- Well, we do because there might be a time where, if the kids have now gone off to college and are-- maybe we're looking at caring for our elderly parents, there might be other things in our life that we want to devote our attention to. So ensuring that you are prepared and not waiting until that time because the sale can take some time-- and as we heard from Julie, they may want you to stay on and continue to be engaged with the business for some time. And so, keeping things as flexible as possible while making sure you're aware of your own personal circumstances that might impact on a sale would really be ideal for you.
- Julie talked about getting a team, a group of people, to surround you to help make the decision, and also streamline and optimize the decision. I think she pointed out the fact that often, entrepreneurs don't like to lean on others. They want to do it themselves. Tell me what's the importance of a team, and who should be on it?
- I believe that teamwork makes the dream work. I'm a big fan of that. I think that we all are specialists in certain ways at what we do. And when we bring all of that expertise together, we are bound to get a better result.
And so, from a business owner's perspective, bringing in your business evaluators, talking to a business succession advisor who can give you some tips about how to increase the value of your business. Working with a lawyer who specializes in the buying and selling of businesses, which might be a different legal advisor than you typically work with for other aspects of your business. Working with a tax accountant, who's, again, going to be able to help you maximize the value of the after-tax dollars that you're seeing.

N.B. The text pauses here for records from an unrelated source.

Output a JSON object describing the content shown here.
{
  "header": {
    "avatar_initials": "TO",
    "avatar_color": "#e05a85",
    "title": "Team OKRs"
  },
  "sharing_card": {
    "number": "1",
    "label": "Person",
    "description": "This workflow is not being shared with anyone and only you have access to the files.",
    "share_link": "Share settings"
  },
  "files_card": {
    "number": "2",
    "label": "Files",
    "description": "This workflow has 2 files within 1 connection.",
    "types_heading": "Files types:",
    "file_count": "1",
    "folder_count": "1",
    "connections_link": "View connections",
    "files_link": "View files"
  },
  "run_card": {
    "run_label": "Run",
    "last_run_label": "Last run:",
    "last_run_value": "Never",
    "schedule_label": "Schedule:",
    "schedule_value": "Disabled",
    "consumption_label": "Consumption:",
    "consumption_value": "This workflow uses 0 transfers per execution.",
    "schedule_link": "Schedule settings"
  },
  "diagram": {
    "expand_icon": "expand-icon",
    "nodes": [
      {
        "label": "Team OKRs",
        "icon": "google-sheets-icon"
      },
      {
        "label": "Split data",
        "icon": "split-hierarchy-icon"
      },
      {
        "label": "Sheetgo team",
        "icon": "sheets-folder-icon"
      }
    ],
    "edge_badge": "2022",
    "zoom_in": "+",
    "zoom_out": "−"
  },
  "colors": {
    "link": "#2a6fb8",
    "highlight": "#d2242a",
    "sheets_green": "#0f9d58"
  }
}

And don't forget that we're not just thinking about the business advisors that can help us with this, but also our personal advisors-- so a financial planner, a financial advisor who can help us identify what we're going to do with those sale proceeds once they come in and make sure that they're ready to work for us in our next stage of life.
- And one thing I think that Julie talked about, too, is like these things can take time. It's not that you just snap your fingers and the business is sold. There's the time and preparing for it. There's the time involved and sure of-- finding interesting people, the right fit. So this could be a long, long process.
- It can be. And it can be as quick as a few months. It can take a few years. We certainly have seen-- being-- mentioned being left at the altar. You can get all the way through a process and then simply not close. And then you're starting that process again.
So it can take a long time, making sure that your financials are in order. Again, from a tax perspective. We want to at least two years to make sure that we are keeping as flexible our options as we can to ensure that we have some of the great tax savings opportunities available to us, finding those buyers. So I would be preparing myself mentally for a minimum of five months. It can be an-- upwards of two years.
And then, again, there is often that obligation or a wish on the buyer's part that you will stay on with them and help them through the transition, maybe train employees or train new management to ensure that the business continues to be successful. And depending on the terms of your sale arrangements, you may have a vested interest in ensuring that business does continue to grow and be successful. It might be forming part of your retirement savings and your retirement income.
So yes, be prepared. It can happen tomorrow. It can happen a few years down the road. But being as flexible as possible as you're going through your planning, keeping that team around you so that if something is happening very, very quickly that you have the people in place to be responsive to it, and that they can also help you through if there's going to be a lag. And maybe it's not selling as quickly as you thought, maybe conditions have changed, that you have those advisors with you, as well, to help you navigate those challenges as well.
- Nicole, always great to have you with us. Thanks so much.
- Oh, my pleasure, Kim.